Fire officials in Loudoun County, Virginia, are blaming the spontaneous combustion of mulch and potting soil for a fire that tore through a barn.
Crews were called to a farm on Lincoln Road in Purcellville just before 4:30 p.m. Tuesday, when a caller reported a large barn on fire. Firefighters arrived to find the barn engulfed in flames and smoke.
Hazardous materials units also responded to the scene due to flames encroaching on several propane tanks.
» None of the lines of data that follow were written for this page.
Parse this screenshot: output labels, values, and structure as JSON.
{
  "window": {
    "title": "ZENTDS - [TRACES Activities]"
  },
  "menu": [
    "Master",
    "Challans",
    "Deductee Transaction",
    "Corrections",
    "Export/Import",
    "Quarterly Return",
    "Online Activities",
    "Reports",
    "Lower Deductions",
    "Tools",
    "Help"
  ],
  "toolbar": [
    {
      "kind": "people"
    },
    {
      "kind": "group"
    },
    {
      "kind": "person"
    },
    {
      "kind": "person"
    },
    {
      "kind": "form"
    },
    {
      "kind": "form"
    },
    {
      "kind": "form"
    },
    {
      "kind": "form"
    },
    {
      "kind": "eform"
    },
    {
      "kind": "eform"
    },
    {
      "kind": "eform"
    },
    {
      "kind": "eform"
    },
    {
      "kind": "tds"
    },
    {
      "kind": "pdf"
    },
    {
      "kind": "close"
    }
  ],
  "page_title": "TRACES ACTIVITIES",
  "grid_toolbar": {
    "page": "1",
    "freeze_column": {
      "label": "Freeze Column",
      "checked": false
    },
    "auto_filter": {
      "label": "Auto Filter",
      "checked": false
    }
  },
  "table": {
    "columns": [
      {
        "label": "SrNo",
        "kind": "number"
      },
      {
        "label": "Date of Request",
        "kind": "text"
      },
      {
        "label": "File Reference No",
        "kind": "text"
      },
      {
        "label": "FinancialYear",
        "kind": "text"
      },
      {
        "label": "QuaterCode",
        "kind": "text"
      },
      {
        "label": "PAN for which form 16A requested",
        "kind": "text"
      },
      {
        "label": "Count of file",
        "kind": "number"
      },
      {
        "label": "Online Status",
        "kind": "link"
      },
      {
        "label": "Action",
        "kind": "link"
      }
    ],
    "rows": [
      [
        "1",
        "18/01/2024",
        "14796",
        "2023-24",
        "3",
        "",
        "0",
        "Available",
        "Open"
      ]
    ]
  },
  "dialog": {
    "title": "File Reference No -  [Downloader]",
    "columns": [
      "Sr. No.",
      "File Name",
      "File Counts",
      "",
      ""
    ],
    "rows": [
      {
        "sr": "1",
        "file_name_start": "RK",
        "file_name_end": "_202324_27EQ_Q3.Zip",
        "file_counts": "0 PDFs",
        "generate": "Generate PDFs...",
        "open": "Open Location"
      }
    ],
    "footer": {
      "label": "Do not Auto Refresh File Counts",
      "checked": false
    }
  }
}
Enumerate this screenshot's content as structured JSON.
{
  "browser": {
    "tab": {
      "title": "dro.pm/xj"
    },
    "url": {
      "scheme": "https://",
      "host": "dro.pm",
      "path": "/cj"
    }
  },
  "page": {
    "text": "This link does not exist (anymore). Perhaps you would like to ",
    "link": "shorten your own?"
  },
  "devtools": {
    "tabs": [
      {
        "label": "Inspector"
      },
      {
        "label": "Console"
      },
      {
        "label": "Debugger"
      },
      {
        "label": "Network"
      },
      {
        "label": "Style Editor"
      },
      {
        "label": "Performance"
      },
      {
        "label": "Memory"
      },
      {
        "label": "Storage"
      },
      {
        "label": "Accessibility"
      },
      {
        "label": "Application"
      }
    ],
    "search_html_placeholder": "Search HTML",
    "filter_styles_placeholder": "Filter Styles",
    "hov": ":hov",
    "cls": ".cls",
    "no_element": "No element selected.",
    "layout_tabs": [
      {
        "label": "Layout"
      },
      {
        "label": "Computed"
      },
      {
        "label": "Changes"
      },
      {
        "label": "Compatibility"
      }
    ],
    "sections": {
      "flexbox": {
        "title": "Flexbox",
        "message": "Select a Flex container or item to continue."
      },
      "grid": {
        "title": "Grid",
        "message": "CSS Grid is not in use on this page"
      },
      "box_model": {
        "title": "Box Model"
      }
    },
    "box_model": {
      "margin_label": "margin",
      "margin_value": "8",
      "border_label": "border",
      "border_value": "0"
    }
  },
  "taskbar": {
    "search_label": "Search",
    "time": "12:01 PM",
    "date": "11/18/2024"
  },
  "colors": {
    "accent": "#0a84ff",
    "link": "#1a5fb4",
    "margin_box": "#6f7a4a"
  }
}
Firefighters quickly brought the blaze under control but remained on scene for an extended period knocking down hot spots.
An investigation later traced the fire’s likely origin to what a news release described as a “spontaneous combustion” of mulch and potting soil from a flower box.
“Spontaneous combustion can happen when a decomposing, organic material such as mulch generates enough heat to ignite without an outside source,” Loudoun County Fire Chief Keith Johnson said.
“Because of this, a large or compacted area of mulch can create sufficient heat to spontaneously combust. Remember, in all cases, mulch fires are more likely to start when the weather is hot, and it has been dry for an extended period.”
Property damage was estimated at $542,000. No people or animals were injured.
According to the Loudoun County fire marshal, homes and business can minimize the risk of a mulch fire by:
- Maintaining at least 18 inches of clearance between the edge of a mulch bed and flammable building materials such as vinyl siding and wooden decks.
- Keeping landscaped mulch beds moist if possible.
- Ensuring proper clearance from electric devices such as lights.
- Using non-combustible materials for the first 18 inches around the base of a building with flammable siding, and around gas or electrical meters.
- Using brick or non-combustible exterior siding for buildings or renovation projects.
- Disposing of matches, cigarettes and cigars safely in a sand-filled metal or ceramic container, placed clear of a structure.